By Steve Phillips - bio | email
BILOXI, MS (WLOX) - I'm feeling a lot more thankful about my job this week.
Don't get me wrong, I've always appreciated my position at WLOX, but I've probably taken it for granted at times.
These tight economic times reminded me this week that I shouldn't do that.
The occasion that sparked that reminder was my coverage of a WLOX-sponsored job fair at the Marriott Hotel in Gulfport.
During our morning news meeting, we talked about the fact that the event would probably be pretty crowded because of the ailing economy and high unemployment rate. We collectively decided it was certainly worthy of a news story.
Boy, was it ever.
The last time I saw a line of people that long was back in college when throngs had camped out all night outside the SIU arena to be first in line for Bob Dylan tickets.
Now I'm dating myself, but that's the truth.

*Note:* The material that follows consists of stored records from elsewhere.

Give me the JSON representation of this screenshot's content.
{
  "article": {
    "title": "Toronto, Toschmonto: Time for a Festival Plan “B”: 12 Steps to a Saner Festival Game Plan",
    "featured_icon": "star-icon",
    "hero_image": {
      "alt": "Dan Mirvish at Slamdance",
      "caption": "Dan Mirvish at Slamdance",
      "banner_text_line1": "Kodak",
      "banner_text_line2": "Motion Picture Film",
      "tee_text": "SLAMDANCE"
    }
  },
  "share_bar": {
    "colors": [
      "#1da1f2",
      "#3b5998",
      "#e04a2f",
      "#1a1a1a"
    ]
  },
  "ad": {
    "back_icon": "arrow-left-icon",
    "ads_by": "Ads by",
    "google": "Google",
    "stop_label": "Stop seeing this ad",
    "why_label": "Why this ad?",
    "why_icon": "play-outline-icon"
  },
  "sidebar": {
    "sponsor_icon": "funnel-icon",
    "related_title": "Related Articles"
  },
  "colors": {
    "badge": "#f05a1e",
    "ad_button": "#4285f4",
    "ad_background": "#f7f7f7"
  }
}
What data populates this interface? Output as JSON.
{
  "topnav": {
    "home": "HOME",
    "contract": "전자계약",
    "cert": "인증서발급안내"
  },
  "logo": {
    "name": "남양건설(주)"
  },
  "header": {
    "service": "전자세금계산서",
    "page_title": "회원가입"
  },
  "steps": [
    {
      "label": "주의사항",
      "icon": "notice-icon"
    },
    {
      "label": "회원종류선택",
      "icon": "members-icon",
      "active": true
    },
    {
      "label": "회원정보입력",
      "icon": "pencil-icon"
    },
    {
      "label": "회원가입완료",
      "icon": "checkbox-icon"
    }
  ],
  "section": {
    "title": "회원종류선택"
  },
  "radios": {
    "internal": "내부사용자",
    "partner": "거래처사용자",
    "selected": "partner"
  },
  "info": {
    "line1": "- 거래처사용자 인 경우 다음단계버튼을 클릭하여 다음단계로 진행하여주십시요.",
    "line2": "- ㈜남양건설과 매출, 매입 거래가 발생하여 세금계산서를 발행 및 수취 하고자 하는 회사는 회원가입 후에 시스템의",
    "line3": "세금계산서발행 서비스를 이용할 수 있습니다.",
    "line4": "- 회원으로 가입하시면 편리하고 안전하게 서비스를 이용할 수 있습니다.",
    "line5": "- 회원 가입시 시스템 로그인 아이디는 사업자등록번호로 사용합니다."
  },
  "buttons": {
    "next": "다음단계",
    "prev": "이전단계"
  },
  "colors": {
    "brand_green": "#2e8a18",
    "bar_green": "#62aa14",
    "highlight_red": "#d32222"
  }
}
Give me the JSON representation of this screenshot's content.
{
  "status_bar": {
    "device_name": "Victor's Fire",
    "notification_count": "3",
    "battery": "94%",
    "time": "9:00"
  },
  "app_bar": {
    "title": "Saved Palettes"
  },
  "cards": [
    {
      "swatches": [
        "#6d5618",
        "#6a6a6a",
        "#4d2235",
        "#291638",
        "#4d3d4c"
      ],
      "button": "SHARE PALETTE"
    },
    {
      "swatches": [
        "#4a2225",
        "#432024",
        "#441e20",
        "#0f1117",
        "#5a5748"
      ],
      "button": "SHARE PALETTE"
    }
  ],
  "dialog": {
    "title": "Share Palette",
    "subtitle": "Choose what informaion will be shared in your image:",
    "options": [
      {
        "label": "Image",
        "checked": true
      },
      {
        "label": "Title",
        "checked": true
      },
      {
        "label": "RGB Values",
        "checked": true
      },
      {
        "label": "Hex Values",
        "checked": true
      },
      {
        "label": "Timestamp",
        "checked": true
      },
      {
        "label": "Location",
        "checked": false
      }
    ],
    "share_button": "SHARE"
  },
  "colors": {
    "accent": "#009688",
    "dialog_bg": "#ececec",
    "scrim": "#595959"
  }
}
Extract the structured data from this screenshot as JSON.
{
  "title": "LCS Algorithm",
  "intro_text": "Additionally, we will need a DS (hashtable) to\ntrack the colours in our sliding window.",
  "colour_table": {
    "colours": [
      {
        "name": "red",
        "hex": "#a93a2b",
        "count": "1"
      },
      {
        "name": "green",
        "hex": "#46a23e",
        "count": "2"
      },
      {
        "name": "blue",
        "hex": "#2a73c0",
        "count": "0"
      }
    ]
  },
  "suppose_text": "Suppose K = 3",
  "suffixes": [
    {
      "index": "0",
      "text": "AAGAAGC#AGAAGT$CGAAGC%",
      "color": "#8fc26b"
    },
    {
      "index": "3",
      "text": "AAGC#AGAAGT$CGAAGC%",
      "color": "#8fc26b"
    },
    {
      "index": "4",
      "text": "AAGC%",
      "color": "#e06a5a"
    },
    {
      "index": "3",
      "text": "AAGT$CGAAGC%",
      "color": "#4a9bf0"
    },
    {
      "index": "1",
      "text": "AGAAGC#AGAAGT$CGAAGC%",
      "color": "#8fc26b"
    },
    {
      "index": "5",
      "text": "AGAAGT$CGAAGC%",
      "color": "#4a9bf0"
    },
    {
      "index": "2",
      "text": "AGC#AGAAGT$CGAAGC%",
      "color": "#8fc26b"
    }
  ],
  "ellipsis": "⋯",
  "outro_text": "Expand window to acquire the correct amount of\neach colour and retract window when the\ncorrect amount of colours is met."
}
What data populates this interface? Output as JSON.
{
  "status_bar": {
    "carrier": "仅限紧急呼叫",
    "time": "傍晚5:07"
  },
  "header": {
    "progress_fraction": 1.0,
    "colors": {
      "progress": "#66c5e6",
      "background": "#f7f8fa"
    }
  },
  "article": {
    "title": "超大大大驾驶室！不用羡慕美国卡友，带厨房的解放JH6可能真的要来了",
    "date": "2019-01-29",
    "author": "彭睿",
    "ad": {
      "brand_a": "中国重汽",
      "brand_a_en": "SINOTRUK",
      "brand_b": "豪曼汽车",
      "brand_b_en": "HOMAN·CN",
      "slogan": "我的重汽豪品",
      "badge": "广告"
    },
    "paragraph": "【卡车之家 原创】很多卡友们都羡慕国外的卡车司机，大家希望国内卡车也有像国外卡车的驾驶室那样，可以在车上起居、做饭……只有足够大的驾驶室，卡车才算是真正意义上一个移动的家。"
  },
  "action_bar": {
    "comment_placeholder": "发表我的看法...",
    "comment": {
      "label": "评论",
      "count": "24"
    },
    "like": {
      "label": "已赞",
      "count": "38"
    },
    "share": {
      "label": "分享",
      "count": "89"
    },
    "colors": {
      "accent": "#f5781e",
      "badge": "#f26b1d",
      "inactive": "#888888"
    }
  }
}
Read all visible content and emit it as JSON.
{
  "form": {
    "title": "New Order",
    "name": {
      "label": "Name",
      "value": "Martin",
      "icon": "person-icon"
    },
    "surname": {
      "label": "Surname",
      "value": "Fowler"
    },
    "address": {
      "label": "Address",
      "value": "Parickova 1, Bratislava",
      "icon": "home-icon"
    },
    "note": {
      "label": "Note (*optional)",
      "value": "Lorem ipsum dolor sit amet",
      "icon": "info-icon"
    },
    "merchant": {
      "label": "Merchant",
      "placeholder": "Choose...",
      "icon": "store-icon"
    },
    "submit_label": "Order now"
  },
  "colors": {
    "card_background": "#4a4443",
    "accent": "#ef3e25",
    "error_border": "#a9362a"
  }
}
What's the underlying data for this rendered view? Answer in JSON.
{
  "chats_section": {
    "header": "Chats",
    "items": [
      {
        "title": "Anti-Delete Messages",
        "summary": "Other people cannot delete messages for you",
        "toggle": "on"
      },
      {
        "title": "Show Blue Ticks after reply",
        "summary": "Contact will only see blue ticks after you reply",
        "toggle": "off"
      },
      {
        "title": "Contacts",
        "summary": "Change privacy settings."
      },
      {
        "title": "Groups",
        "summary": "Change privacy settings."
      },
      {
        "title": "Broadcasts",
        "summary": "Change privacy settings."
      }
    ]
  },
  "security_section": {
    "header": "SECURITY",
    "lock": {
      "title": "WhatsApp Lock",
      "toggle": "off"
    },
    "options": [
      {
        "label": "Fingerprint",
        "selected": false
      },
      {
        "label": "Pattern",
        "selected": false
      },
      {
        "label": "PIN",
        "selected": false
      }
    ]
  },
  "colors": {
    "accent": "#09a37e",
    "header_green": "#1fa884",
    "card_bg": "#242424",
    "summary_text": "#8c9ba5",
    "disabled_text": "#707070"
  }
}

The job fair was held in a fairly large conference room at the Gulfport hotel and it was wall to wall people.
The line stretched from outside the conference room, down an adjoining hallway, through the lobby and outside the front door.
A longtime hotel employee told me he'd never seen such a large crowd for a single event at that facility.
You could call it a commentary on the economy.
That's my best description after making my way through the crowd and having the opportunity to hear people's stories.
I met a single mother from Gulfport who's been searching for a job since May. I could sense the frustration in her voice when I asked her about the ongoing struggle to find work.
She said the enormous crowd of people looking for jobs was a real testimony to the state of the economy here in South Mississippi.
I talked to another man who had worked construction, but was no longer employed. He was looking for something that better fit his degree and skill level. He told me, he too, was having a difficult time finding something suitable.
I talked to another young woman who was returning to the job market after serving a stint with the volunteer group, Americorps. I wished her well and admired her for giving up a commitment of her life for such a worthy organization.
Times are certainly tough, but it wasn't all gloom and doom.
I found folks truly motivated and encouraged by the opportunity to share their resumes and network with potential employers.
People with a strong work ethic will do whatever it takes to feed their families and make ends meet.
I'm blessed to have a gainfully employed wife who has worked in the accounting field for nearly 30 years. She's been the primary bread winner more than once, and has experienced how difficult it can sometimes be in the media job market.
Although I've been fortunate to work for WLOX for nearly 18 years now, I was in radio news for 12 years before that. Over the course of those 12 years, I worked for six different radio stations in four different markets from Illinois to Florida to the Mississippi Gulf Coast.
Speaking to these people looking for a job reminded me of a time several years back in Jacksonville, Florida. My wife had recently given birth to our now 21-year-old daughter, and I lost my job at the radio station just a few weeks later.
I was fortunate to be able to play "Mr. Mom" for awhile (I have much respect for stay at home moms or dads) but soon found myself job hunting again.
After an unsuccessful search in the media markets, I wound up taking a job selling cars at the local Ford dealership.
Sometimes you have to suck up your pride and do whatever it takes to bring home a paycheck.
After a couple rather miserable months of selling cars, I was fortunate to land the news director's job at K-99 in Biloxi. I actually followed in the footsteps of Doug Walker, who was moving to the TV station. A few years later, I followed Doug here.
And this week, thanks to some determined job seekers, I'm more thankful than ever that I can go to work every day as a TV reporter at WLOX.